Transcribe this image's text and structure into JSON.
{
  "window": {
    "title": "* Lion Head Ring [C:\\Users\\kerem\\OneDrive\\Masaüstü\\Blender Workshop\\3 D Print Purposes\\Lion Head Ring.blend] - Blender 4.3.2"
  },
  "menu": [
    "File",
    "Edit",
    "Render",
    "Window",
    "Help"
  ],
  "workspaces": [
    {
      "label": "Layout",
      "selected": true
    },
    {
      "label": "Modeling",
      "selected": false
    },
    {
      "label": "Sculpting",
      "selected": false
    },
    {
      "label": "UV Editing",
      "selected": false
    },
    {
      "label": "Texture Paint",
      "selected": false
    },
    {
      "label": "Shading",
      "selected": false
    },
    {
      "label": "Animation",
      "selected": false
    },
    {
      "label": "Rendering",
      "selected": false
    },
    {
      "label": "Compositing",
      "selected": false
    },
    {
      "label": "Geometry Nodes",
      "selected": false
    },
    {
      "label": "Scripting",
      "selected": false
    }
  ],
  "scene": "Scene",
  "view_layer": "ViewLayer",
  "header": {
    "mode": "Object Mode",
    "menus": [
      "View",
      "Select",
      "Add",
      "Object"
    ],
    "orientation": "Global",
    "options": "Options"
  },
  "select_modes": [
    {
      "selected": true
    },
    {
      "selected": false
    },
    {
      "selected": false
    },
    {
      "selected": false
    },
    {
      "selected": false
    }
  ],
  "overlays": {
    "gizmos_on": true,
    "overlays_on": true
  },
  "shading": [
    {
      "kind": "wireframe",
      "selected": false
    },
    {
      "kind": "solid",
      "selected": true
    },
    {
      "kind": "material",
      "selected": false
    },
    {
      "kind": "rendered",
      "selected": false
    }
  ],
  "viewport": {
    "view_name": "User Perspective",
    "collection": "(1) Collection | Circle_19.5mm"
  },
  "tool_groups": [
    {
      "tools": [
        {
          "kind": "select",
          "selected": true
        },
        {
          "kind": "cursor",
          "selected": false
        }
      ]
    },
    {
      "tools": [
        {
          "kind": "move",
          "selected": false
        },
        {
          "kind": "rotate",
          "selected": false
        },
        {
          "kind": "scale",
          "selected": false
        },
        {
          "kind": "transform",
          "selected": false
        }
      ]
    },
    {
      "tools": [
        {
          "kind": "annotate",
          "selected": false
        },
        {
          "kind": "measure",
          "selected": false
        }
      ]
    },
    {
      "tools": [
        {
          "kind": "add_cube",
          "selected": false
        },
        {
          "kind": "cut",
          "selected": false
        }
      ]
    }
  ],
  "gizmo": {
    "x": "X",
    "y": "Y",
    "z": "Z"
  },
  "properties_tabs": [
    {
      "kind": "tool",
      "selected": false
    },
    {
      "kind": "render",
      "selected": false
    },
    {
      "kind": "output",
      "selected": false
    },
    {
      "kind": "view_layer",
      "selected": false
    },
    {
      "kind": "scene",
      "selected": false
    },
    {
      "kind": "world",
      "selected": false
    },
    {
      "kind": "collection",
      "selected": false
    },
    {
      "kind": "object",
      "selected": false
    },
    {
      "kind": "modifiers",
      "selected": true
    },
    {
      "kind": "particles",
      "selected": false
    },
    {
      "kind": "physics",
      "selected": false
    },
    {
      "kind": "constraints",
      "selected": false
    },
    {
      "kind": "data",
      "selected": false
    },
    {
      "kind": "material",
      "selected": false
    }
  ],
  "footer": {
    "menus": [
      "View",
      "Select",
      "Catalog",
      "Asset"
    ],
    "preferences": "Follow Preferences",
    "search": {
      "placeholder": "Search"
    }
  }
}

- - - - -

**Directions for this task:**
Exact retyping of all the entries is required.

**Completed exercise:**
Transcribe this image's text and structure into JSON.
{
  "window": {
    "title": "* Lion Head Ring [C:\\Users\\kerem\\OneDrive\\Masaüstü\\Blender Workshop\\3 D Print Purposes\\Lion Head Ring.blend] - Blender 4.3.2"
  },
  "menu": [
    "File",
    "Edit",
    "Render",
    "Window",
    "Help"
  ],
  "workspaces": [
    {
      "label": "Layout",
      "selected": true
    },
    {
      "label": "Modeling",
      "selected": false
    },
    {
      "label": "Sculpting",
      "selected": false
    },
    {
      "label": "UV Editing",
      "selected": false
    },
    {
      "label": "Texture Paint",
      "selected": false
    },
    {
      "label": "Shading",
      "selected": false
    },
    {
      "label": "Animation",
      "selected": false
    },
    {
      "label": "Rendering",
      "selected": false
    },
    {
      "label": "Compositing",
      "selected": false
    },
    {
      "label": "Geometry Nodes",
      "selected": false
    },
    {
      "label": "Scripting",
      "selected": false
    }
  ],
  "scene": "Scene",
  "view_layer": "ViewLayer",
  "header": {
    "mode": "Object Mode",
    "menus": [
      "View",
      "Select",
      "Add",
      "Object"
    ],
    "orientation": "Global",
    "options": "Options"
  },
  "select_modes": [
    {
      "selected": true
    },
    {
      "selected": false
    },
    {
      "selected": false
    },
    {
      "selected": false
    },
    {
      "selected": false
    }
  ],
  "overlays": {
    "gizmos_on": true,
    "overlays_on": true
  },
  "shading": [
    {
      "kind": "wireframe",
      "selected": false
    },
    {
      "kind": "solid",
      "selected": true
    },
    {
      "kind": "material",
      "selected": false
    },
    {
      "kind": "rendered",
      "selected": false
    }
  ],
  "viewport": {
    "view_name": "User Perspective",
    "collection": "(1) Collection | Circle_19.5mm"
  },
  "tool_groups": [
    {
      "tools": [
        {
          "kind": "select",
          "selected": true
        },
        {
          "kind": "cursor",
          "selected": false
        }
      ]
    },
    {
      "tools": [
        {
          "kind": "move",
          "selected": false
        },
        {
          "kind": "rotate",
          "selected": false
        },
        {
          "kind": "scale",
          "selected": false
        },
        {
          "kind": "transform",
          "selected": false
        }
      ]
    },
    {
      "tools": [
        {
          "kind": "annotate",
          "selected": false
        },
        {
          "kind": "measure",
          "selected": false
        }
      ]
    },
    {
      "tools": [
        {
          "kind": "add_cube",
          "selected": false
        },
        {
          "kind": "cut",
          "selected": false
        }
      ]
    }
  ],
  "gizmo": {
    "x": "X",
    "y": "Y",
    "z": "Z"
  },
  "properties_tabs": [
    {
      "kind": "tool",
      "selected": false
    },
    {
      "kind": "render",
      "selected": false
    },
    {
      "kind": "output",
      "selected": false
    },
    {
      "kind": "view_layer",
      "selected": false
    },
    {
      "kind": "scene",
      "selected": false
    },
    {
      "kind": "world",
      "selected": false
    },
    {
      "kind": "collection",
      "selected": false
    },
    {
      "kind": "object",
      "selected": false
    },
    {
      "kind": "modifiers",
      "selected": true
    },
    {
      "kind": "particles",
      "selected": false
    },
    {
      "kind": "physics",
      "selected": false
    },
    {
      "kind": "constraints",
      "selected": false
    },
    {
      "kind": "data",
      "selected": false
    },
    {
      "kind": "material",
      "selected": false
    }
  ],
  "footer": {
    "menus": [
      "View",
      "Select",
      "Catalog",
      "Asset"
    ],
    "preferences": "Follow Preferences",
    "search": {
      "placeholder": "Search"
    }
  }
}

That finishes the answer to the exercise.